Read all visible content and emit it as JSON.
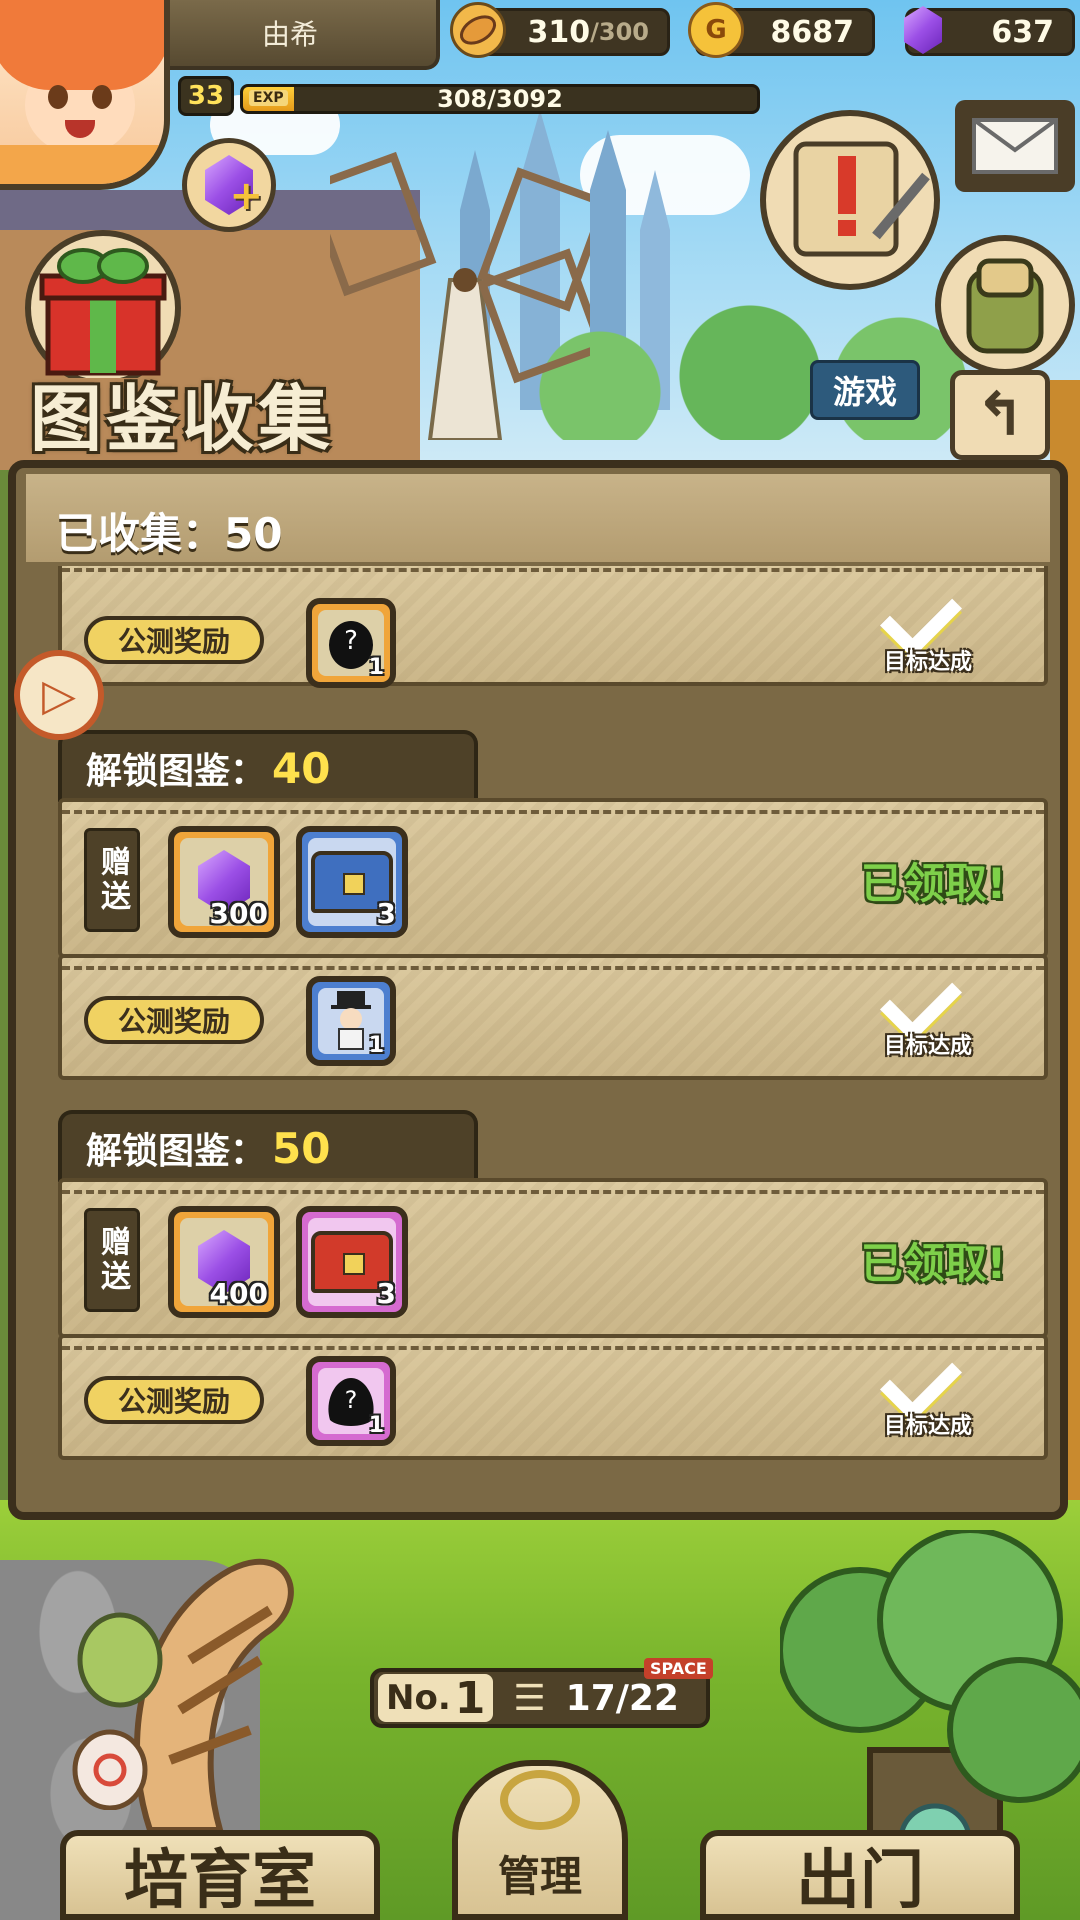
{
  "hud": {
    "player_name": "由希",
    "level": "33",
    "exp_label": "EXP",
    "exp_value": "308/3092",
    "exp_fraction": 0.0996,
    "stamina": "310",
    "stamina_max": "/300",
    "gold": "8687",
    "gold_icon_letter": "G",
    "gems": "637"
  },
  "buttons": {
    "game_tag": "游戏",
    "back_arrow": "↰",
    "side_arrow": "▷"
  },
  "panel": {
    "title": "图鉴收集",
    "collected": "已收集：50"
  },
  "rows": {
    "top_partial": {
      "beta_label": "公测奖励",
      "item_count": "1",
      "status": "目标达成"
    },
    "tier40": {
      "header_label": "解锁图鉴：",
      "header_value": "40",
      "gift_label": "赠送",
      "gem_count": "300",
      "chest_count": "3",
      "claimed": "已领取!",
      "beta_label": "公测奖励",
      "beta_item_count": "1",
      "status": "目标达成"
    },
    "tier50": {
      "header_label": "解锁图鉴：",
      "header_value": "50",
      "gift_label": "赠送",
      "gem_count": "400",
      "chest_count": "3",
      "claimed": "已领取!",
      "beta_label": "公测奖励",
      "beta_item_count": "1",
      "status": "目标达成"
    }
  },
  "bottom": {
    "no_label": "No.",
    "no_value": "1",
    "space_label": "SPACE",
    "space_value": "17/22",
    "nav_left": "培育室",
    "nav_center": "管理",
    "nav_right": "出门"
  },
  "colors": {
    "panel_bg": "#7b6945",
    "row_bg": "#dccaa0",
    "claimed_green": "#7ed04a",
    "header_value_yellow": "#ffe14d"
  }
}
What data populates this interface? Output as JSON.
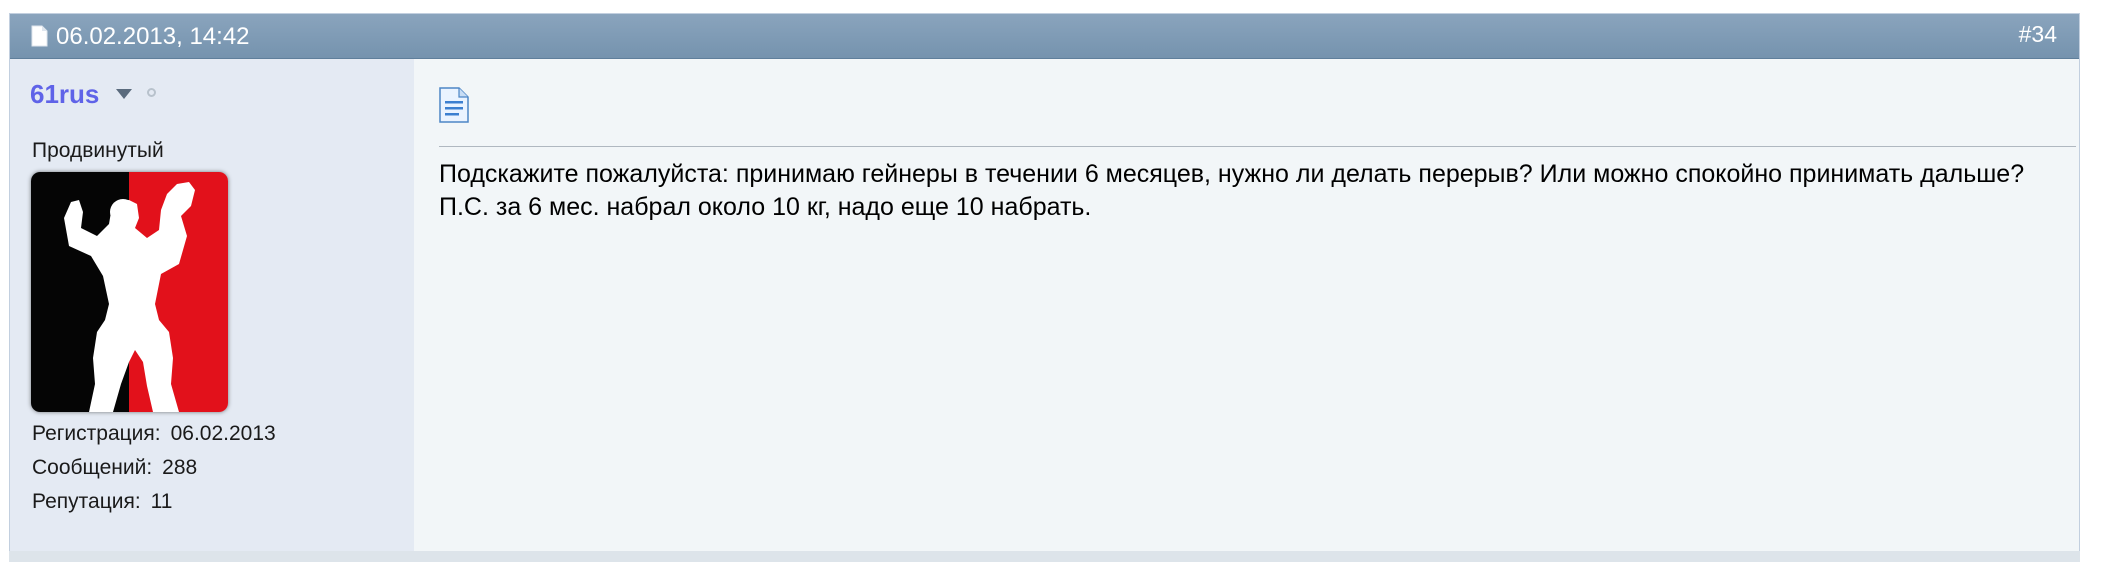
{
  "post": {
    "date": "06.02.2013, 14:42",
    "number": "#34",
    "author": {
      "username": "61rus",
      "title": "Продвинутый",
      "online_status": "offline",
      "avatar_icon": "bodybuilder-silhouette-avatar",
      "stats": [
        {
          "label": "Регистрация:",
          "value": "06.02.2013"
        },
        {
          "label": "Сообщений:",
          "value": "288"
        },
        {
          "label": "Репутация:",
          "value": "11"
        }
      ]
    },
    "body": {
      "line1": "Подскажите пожалуйста: принимаю гейнеры в течении 6 месяцев, нужно ли делать перерыв? Или можно спокойно принимать дальше?",
      "line2": "П.С. за 6 мес. набрал около 10 кг, надо еще 10 набрать."
    }
  },
  "colors": {
    "header_bg": "#7f9bb5",
    "username": "#5f63e8",
    "sidebar_bg": "#e4eaf3",
    "body_bg": "#f2f6f8",
    "avatar_red": "#e2111b"
  }
}
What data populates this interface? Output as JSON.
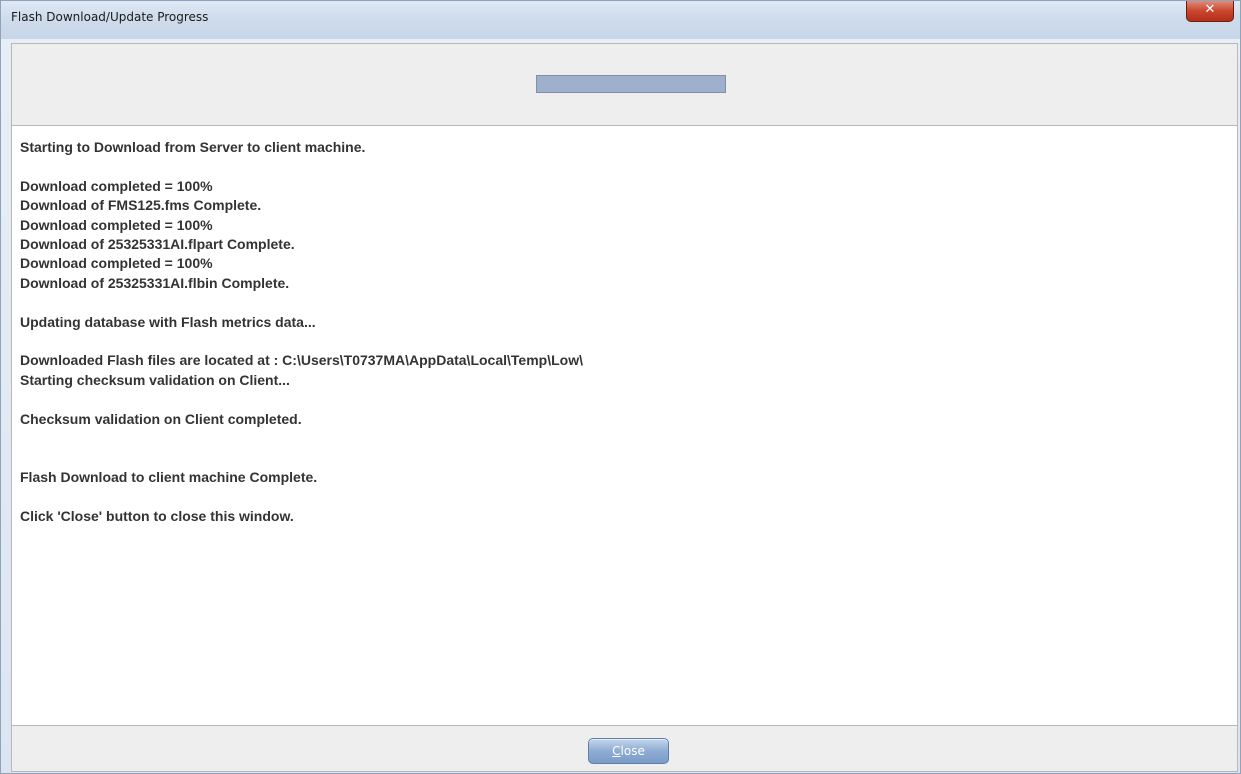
{
  "window": {
    "title": "Flash Download/Update Progress",
    "close_glyph": "✕"
  },
  "progress": {
    "value": 1.0
  },
  "log": {
    "lines": [
      "Starting to Download from Server to client machine.",
      "",
      "Download completed = 100%",
      "Download of FMS125.fms Complete.",
      "Download completed = 100%",
      "Download of 25325331AI.flpart Complete.",
      "Download completed = 100%",
      "Download of 25325331AI.flbin Complete.",
      "",
      "Updating database with Flash metrics data...",
      "",
      "Downloaded Flash files are located at : C:\\Users\\T0737MA\\AppData\\Local\\Temp\\Low\\",
      "Starting checksum validation on Client...",
      "",
      "Checksum validation on Client completed.",
      "",
      "",
      "Flash Download to client machine Complete.",
      "",
      "Click 'Close' button to close this window."
    ]
  },
  "footer": {
    "close_mnemonic": "C",
    "close_rest": "lose"
  },
  "colors": {
    "progress_fill": "#9fb0cc",
    "close_button": "#8facd3",
    "titlebar_close": "#c9452d"
  }
}
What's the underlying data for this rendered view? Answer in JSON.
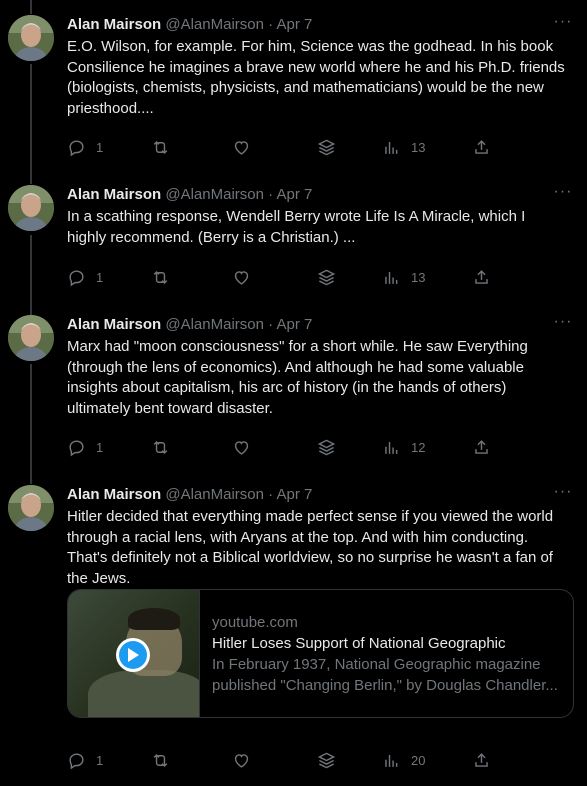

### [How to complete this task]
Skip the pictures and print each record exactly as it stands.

### [Solution for this problem]
Read all visible content and emit it as JSON.
{
  "hud": {
    "player_name": "由希",
    "level": "33",
    "exp_label": "EXP",
    "exp_value": "308/3092",
    "exp_fraction": 0.0996,
    "stamina": "310",
    "stamina_max": "/300",
    "gold": "8687",
    "gold_icon_letter": "G",
    "gems": "637"
  },
  "buttons": {
    "game_tag": "游戏",
    "back_arrow": "↰",
    "side_arrow": "▷"
  },
  "panel": {
    "title": "图鉴收集",
    "collected": "已收集：50"
  },
  "rows": {
    "top_partial": {
      "beta_label": "公测奖励",
      "item_count": "1",
      "status": "目标达成"
    },
    "tier40": {
      "header_label": "解锁图鉴：",
      "header_value": "40",
      "gift_label": "赠送",
      "gem_count": "300",
      "chest_count": "3",
      "claimed": "已领取!",
      "beta_label": "公测奖励",
      "beta_item_count": "1",
      "status": "目标达成"
    },
    "tier50": {
      "header_label": "解锁图鉴：",
      "header_value": "50",
      "gift_label": "赠送",
      "gem_count": "400",
      "chest_count": "3",
      "claimed": "已领取!",
      "beta_label": "公测奖励",
      "beta_item_count": "1",
      "status": "目标达成"
    }
  },
  "bottom": {
    "no_label": "No.",
    "no_value": "1",
    "space_label": "SPACE",
    "space_value": "17/22",
    "nav_left": "培育室",
    "nav_center": "管理",
    "nav_right": "出门"
  },
  "colors": {
    "panel_bg": "#7b6945",
    "row_bg": "#dccaa0",
    "claimed_green": "#7ed04a",
    "header_value_yellow": "#ffe14d"
  }
}
What data populates this interface? Output as JSON.
{
  "post": {
    "date": "06.02.2013, 14:42",
    "number": "#34",
    "author": {
      "username": "61rus",
      "title": "Продвинутый",
      "online_status": "offline",
      "avatar_icon": "bodybuilder-silhouette-avatar",
      "stats": [
        {
          "label": "Регистрация:",
          "value": "06.02.2013"
        },
        {
          "label": "Сообщений:",
          "value": "288"
        },
        {
          "label": "Репутация:",
          "value": "11"
        }
      ]
    },
    "body": {
      "line1": "Подскажите пожалуйста: принимаю гейнеры в течении 6 месяцев, нужно ли делать перерыв? Или можно спокойно принимать дальше?",
      "line2": "П.С. за 6 мес. набрал около 10 кг, надо еще 10 набрать."
    }
  },
  "colors": {
    "header_bg": "#7f9bb5",
    "username": "#5f63e8",
    "sidebar_bg": "#e4eaf3",
    "body_bg": "#f2f6f8",
    "avatar_red": "#e2111b"
  }
}
What data populates this interface? Output as JSON.
{
  "window": {
    "title": "Flash Download/Update Progress",
    "close_glyph": "✕"
  },
  "progress": {
    "value": 1.0
  },
  "log": {
    "lines": [
      "Starting to Download from Server to client machine.",
      "",
      "Download completed = 100%",
      "Download of FMS125.fms Complete.",
      "Download completed = 100%",
      "Download of 25325331AI.flpart Complete.",
      "Download completed = 100%",
      "Download of 25325331AI.flbin Complete.",
      "",
      "Updating database with Flash metrics data...",
      "",
      "Downloaded Flash files are located at : C:\\Users\\T0737MA\\AppData\\Local\\Temp\\Low\\",
      "Starting checksum validation on Client...",
      "",
      "Checksum validation on Client completed.",
      "",
      "",
      "Flash Download to client machine Complete.",
      "",
      "Click 'Close' button to close this window."
    ]
  },
  "footer": {
    "close_mnemonic": "C",
    "close_rest": "lose"
  },
  "colors": {
    "progress_fill": "#9fb0cc",
    "close_button": "#8facd3",
    "titlebar_close": "#c9452d"
  }
}
What's the underlying data for this rendered view? Answer in JSON.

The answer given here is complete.